Friday, January 13, 2017

Branch growth pattern: Gauging the potential for native pecan productivity

    Recently, I took a short drive down the gravel roads in the Neosho River bottom to take a look at native pecan trees in mid-winter.  I passed native groves that have had a history of intensive management and then further down the road I came across groves that receive minimal or no inputs during previous growing seasons.  As I studied the canopies of native trees on this cold clear day, I noted striking differences in branch structure between well-managed and un-managed trees (photos below).

    The first tree I stopped at was located in a well manage native grove. What I mean by well managed is that this native stand has received fertilizer applications, both Fall and Spring, for well over 15 years. The grove is also sprayed regularly to control pests and the ground cover is both grazed and mowed. Choosing a tree at random within this grove, I looked upwards and photographed a portion of the tree’s canopy (above right).  Immediately, I noticed the numerous shucks that still hung from the branches. This tree produced a good crop of native nuts in 2016. But, I also noticed a vigorous branching pattern. The twigs within the canopy were long, thick, and light grey in color. This healthy growth pattern can only be appreciated after being compared to the branches of an un-managed native pecan tree.

    Down the road, I came to one of those native pecan groves that suffer from a lack of attention. If the trees in the grove look to be producing a few nuts, the orchard gets mowed and raked just before the harvesters come in to collect a meager crop of nuts. This grove has been starved of soil nutrients but is occasionally sprayed for pecan weevil control.  Again I picked a tree at random and took a photo of the tree’s branch structure (above left).  There was little evidence that this tree produced a nut crop in 2016.  The tree had short, thin branches that appeared dark in color. In comparing the canopies of managed and un-managed trees, it is almost hard to believe they are both the same tree species.

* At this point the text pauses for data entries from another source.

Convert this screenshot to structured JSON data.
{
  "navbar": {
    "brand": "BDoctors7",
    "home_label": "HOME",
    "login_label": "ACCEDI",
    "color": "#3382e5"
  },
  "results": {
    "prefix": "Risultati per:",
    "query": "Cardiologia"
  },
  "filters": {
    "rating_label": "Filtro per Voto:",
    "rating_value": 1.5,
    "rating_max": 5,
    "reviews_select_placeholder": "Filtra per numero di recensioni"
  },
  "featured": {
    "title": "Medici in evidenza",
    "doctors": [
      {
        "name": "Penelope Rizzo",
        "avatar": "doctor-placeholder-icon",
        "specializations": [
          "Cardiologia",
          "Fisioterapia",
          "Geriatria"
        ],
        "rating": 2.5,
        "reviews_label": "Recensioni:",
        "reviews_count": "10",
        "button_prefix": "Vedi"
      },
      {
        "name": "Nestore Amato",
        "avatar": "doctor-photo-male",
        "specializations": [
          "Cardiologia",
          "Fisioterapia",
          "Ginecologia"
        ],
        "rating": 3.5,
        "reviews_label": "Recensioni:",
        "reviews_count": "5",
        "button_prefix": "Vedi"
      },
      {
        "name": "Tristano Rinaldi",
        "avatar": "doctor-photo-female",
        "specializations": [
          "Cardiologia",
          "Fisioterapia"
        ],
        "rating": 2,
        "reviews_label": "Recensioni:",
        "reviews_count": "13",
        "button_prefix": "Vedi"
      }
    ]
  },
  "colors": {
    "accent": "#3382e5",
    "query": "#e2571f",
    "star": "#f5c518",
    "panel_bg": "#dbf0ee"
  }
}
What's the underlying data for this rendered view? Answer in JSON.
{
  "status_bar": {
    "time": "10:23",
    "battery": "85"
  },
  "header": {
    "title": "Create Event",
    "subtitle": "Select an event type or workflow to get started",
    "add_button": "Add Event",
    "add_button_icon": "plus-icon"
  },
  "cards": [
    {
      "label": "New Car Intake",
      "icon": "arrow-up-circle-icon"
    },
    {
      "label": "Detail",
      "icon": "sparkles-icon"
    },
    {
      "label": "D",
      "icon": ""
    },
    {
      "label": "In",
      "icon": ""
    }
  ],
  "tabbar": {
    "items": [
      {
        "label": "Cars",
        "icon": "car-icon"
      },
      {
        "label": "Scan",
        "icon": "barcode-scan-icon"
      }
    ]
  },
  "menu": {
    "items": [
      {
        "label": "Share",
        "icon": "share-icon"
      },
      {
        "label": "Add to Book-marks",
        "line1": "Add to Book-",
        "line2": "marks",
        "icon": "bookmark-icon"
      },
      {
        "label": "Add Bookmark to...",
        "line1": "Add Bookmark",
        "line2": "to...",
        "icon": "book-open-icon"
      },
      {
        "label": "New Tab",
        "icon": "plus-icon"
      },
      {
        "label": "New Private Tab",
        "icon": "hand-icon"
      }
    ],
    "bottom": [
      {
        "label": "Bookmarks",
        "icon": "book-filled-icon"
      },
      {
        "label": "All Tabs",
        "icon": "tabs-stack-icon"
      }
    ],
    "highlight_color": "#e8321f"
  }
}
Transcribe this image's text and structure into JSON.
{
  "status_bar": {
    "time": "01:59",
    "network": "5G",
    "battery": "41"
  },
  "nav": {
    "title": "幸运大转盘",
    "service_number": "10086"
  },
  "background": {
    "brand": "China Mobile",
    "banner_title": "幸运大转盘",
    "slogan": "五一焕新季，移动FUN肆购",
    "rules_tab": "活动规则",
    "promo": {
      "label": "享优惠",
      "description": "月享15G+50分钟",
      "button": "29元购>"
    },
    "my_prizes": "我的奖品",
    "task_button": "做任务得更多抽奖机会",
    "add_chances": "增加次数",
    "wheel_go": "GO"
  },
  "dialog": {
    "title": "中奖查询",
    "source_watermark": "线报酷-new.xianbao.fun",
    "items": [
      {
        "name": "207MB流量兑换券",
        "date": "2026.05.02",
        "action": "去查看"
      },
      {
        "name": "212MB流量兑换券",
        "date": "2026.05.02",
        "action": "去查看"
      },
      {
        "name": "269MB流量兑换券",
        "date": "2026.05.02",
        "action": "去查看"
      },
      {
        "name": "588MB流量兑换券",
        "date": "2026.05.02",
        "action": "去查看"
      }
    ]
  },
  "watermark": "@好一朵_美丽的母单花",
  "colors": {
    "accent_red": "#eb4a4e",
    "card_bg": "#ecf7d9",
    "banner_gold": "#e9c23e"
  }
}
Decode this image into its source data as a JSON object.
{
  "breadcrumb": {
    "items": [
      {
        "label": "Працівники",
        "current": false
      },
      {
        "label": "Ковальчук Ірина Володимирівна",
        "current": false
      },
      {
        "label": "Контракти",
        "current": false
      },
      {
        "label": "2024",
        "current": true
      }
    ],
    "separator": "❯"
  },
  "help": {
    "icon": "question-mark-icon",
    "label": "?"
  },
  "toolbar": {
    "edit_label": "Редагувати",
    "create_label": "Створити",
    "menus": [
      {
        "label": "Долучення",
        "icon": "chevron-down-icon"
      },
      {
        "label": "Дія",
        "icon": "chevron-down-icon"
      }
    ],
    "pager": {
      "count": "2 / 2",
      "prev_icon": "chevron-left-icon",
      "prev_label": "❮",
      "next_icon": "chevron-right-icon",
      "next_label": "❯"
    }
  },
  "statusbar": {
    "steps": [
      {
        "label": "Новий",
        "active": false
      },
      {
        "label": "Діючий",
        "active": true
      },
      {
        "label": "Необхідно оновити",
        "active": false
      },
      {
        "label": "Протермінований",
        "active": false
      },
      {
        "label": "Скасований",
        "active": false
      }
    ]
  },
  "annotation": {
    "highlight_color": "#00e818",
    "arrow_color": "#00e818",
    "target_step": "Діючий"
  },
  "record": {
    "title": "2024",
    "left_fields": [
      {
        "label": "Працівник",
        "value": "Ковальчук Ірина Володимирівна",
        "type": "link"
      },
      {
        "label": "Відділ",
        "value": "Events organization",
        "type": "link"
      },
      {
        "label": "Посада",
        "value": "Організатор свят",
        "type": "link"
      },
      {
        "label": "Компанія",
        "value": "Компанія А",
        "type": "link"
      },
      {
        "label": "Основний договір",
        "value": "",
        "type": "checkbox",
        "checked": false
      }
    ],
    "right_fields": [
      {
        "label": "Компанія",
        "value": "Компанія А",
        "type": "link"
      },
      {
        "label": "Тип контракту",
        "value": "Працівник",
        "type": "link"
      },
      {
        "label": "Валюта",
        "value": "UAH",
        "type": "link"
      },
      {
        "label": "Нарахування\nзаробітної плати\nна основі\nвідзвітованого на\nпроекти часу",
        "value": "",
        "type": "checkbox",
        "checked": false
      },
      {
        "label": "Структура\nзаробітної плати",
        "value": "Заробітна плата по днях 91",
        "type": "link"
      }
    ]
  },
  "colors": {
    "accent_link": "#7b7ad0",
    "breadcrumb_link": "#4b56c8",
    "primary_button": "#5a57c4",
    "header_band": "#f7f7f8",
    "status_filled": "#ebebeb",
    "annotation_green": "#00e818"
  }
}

    After taking the photographs of tree branch structure, I used a pole pruner to cut a sample of twig growth from both trees (photo above). In the photo, the two dark twigs to the left of the ruler came from the un-managed grove. To the right of the ruler, I set down a single light-colored twig from the well managed grove. The reason I photographed two twigs from the un-managed grove is to give you some idea how poorly this tree bore nuts. Of the four terminals pictured from the un-managed tree, only one terminal had a pedicel attached indicating the formation of a nut cluster. Based on the size of the nut attachment scars on this one pedicel, I guarantee that all the nuts in this cluster were aborted by mid-season due to scab infection. In comparison, the branch from the well-managed tree displayed prominent pedicels on both terminals.  This twig had borne two nut clusters in 2016.

But the twigs pictured above have an even greater story to tell.  Note the diameter of the shoot growth. Un-managed twigs are thin and spindly. The twig cut from the managed tree has shoots that are longer and thicker. And here’s why this all matters. I can look at the branches of any native tree and predict its future productivity.  Branch growth is a reflection of total tree vigor. Vigorous thick shoots indicate that the tree will have the internal reserves to produce an abundant pistillate flower crop in the Spring.  Short, small-diameter twigs may produce a lot of catkins but female flowers will few in number.

   If you are still grumbling about a poor crop in 2016, take the time to go out and look at your trees this winter. If you don’t see vigorous branch growth, your native grove is not on the path of good annual nut production.  To increase annual nut production your first step should be to apply enough nitrogen fertilizer to stimulate the growth of strong, thick twigs. If the grove has been un-managed for several years, it will take several years of annual fertilizer applications (both Fall and Spring) to see a response from large native trees. Eventually, you’ll see better shoot growth and subsequently much better nut production.